Rickie Lee Reynolds – founding guitarist of Southern rock band Black Oak Arkansas – has died at the age of 72.
In a new statement on Facebook, Reynolds' daughter Amber Lee reveals that her father suffered a cardiac arrest whilst in hospital, and that medical staff were “unable to resuscitate him”.
“We are all heartbroken by this massive loss, and the whole world feels colder and more empty without his presence among us,” she says.
“Please take a moment of silence today to remember all of the love he gave to the world, and take some time to give back some of those wonderful feelings that he gave us all in our times of need.
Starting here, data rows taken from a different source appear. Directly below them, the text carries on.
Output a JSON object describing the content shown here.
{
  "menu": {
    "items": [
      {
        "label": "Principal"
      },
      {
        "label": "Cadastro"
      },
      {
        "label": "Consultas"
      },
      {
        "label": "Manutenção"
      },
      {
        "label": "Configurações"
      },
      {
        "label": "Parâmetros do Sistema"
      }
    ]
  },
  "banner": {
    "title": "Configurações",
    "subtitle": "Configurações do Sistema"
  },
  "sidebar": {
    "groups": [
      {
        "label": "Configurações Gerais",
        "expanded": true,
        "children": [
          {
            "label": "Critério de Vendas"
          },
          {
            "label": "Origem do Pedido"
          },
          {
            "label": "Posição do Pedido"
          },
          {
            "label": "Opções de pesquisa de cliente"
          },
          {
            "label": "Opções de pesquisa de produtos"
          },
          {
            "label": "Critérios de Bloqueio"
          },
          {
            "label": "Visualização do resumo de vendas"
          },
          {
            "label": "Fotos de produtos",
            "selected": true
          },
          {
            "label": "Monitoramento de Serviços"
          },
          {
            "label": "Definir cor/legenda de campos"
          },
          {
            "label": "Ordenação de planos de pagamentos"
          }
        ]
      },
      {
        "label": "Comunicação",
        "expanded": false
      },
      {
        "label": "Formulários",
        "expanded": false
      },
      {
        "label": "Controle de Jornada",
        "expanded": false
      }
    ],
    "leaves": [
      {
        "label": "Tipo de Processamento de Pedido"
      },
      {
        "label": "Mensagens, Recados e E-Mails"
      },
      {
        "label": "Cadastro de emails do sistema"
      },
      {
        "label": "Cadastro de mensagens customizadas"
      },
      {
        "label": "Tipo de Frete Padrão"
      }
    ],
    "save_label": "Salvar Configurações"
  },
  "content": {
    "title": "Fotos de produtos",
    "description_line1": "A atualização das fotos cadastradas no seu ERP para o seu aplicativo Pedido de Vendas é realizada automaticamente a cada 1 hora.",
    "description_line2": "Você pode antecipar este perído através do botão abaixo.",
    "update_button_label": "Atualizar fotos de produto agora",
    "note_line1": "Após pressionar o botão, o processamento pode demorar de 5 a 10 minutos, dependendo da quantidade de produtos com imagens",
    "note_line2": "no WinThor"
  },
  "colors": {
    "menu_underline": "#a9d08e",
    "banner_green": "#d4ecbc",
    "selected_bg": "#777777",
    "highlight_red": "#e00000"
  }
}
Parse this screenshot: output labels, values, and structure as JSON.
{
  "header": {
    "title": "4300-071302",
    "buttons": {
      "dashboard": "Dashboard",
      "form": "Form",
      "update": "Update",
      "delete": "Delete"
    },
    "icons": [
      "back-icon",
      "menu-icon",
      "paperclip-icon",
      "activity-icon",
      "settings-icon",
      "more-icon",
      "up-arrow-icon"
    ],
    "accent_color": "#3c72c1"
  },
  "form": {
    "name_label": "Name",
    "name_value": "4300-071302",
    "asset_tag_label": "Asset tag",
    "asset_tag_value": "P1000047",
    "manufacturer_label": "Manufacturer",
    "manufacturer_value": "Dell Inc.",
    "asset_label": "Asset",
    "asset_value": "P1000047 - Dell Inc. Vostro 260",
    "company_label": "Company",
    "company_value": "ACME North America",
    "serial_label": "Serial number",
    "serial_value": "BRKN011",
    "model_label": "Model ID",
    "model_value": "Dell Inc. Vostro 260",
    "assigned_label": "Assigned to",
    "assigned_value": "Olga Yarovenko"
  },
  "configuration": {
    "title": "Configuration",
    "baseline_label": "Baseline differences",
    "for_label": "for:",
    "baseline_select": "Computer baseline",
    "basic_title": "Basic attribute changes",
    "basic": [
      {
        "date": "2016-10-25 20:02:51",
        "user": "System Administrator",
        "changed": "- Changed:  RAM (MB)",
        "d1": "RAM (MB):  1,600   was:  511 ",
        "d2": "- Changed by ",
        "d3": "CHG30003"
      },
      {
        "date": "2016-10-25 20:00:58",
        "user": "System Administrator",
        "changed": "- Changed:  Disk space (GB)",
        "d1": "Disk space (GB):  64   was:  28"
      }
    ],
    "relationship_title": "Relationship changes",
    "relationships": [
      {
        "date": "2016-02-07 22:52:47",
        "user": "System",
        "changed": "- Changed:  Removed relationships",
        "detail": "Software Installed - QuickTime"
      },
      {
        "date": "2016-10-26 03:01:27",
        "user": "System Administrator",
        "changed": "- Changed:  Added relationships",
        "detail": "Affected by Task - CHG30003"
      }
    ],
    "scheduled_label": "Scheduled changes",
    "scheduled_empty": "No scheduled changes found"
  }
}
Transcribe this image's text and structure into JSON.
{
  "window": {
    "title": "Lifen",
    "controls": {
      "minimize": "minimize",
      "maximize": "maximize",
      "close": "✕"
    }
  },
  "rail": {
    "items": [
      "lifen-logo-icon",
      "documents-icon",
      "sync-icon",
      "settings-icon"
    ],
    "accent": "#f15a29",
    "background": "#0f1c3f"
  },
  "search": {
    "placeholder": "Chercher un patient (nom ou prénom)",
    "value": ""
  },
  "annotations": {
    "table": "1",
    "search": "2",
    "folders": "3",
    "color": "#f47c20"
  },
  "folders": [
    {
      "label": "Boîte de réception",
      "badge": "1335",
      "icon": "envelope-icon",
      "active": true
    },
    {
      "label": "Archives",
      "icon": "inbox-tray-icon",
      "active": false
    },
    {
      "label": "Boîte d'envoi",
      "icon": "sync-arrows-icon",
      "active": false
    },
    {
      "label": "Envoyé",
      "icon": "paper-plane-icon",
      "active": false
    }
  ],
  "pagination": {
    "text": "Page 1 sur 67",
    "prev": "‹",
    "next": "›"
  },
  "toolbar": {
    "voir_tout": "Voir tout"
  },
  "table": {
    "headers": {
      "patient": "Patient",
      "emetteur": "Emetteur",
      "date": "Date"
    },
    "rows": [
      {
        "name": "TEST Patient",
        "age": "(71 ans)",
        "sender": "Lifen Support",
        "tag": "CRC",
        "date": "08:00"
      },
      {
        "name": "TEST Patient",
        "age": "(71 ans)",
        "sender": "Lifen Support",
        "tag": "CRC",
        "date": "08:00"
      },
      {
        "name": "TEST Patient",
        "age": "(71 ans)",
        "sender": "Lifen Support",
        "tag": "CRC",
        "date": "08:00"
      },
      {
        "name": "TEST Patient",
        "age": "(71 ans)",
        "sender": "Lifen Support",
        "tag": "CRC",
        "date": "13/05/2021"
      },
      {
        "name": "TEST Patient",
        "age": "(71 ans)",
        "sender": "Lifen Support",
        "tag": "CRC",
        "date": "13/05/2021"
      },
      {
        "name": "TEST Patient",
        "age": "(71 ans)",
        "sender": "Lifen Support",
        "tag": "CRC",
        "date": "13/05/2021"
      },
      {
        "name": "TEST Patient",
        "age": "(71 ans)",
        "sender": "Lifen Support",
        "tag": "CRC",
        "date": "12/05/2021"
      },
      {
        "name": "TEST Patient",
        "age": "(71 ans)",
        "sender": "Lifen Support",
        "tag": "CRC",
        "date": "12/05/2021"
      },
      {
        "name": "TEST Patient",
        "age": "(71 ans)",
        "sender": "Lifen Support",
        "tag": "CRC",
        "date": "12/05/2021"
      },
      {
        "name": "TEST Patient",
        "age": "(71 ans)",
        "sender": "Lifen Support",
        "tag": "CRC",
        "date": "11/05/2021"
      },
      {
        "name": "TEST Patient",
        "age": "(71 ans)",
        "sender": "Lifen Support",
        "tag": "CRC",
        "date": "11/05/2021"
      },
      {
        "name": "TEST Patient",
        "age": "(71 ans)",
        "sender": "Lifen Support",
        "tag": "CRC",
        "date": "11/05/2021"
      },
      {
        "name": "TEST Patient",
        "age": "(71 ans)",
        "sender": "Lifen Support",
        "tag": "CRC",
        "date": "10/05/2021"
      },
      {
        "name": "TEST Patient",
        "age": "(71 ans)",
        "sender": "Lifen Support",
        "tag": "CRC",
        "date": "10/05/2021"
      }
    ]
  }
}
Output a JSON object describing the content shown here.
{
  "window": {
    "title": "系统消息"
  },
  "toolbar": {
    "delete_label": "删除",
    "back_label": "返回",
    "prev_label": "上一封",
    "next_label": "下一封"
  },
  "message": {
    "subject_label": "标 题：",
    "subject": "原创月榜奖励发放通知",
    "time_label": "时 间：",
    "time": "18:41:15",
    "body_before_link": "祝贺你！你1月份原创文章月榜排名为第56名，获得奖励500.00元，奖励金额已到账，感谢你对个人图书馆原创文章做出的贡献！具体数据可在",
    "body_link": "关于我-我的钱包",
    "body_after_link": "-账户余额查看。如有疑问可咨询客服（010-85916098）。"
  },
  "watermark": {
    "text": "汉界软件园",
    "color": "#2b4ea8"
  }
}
“Share his greatness with another today, and help make the world a better place, just as he did. Let's shine his light upon all around us. Look at something beautiful today and truly appreciate it deeply in your soul.”
She continues: “All of my love goes out to those who feel this overwhelming loss right now, just as I do. Please take heart in knowing he loves all of us, as much as we love him. And he felt that love every day in the center of his big ole heart. He will continue to feel that love, forever. Just as we will never forget the love he bestowed upon us.”
Lee revealed on Saturday (September 4) (opens in new tab) that Reynolds had been in hospital “for a while” with Covid, and that he had experienced another cardiac arrest that morning.
In 1963, Rickie Lee Reynolds formed The Knowbody Else with singer Jim Dandy after the pair met in junior high school. After recording a self-titled album under that moniker in 1969, the band signed to Atco Records and rebranded as Black Oak Arkansas, releasing their eponymous debut in 1971.
Reynolds left the band in 1976 and later rejoined in 1984. Following his readmission, the band found a new audience in America's biker community with tracks like Hot and Nasty and Hot Rod.
“We found ourselves doing a dozen biker gigs a year,” Reynolds told Classic Rock (opens in new tab) in 2008. “The two biggest biker bands are us and Steppenwolf. They've got Born to be Wild and stuff like that that relates to bikers. I've never been able to put my finger on why they like us so much, but we love it.”
During their tenure, the band released numerous studio albums, including 1973's High on the Hog and live album Raunch 'N' Roll Live, both of which are certified gold.
The band also enjoyed notable hits in Jim Dandy – from High on the Hog – and Lord Have Mercy on My Soul – from their debut album.
Elsewhere in the 2008 Classic Rock interview, Reynolds spoke of how “no other group [was] doing that kind of music,” when Black Oak Arkansas formed.
"We were the first ones to have the three guitars, the first to mix up rock, country, and rhythm and blues."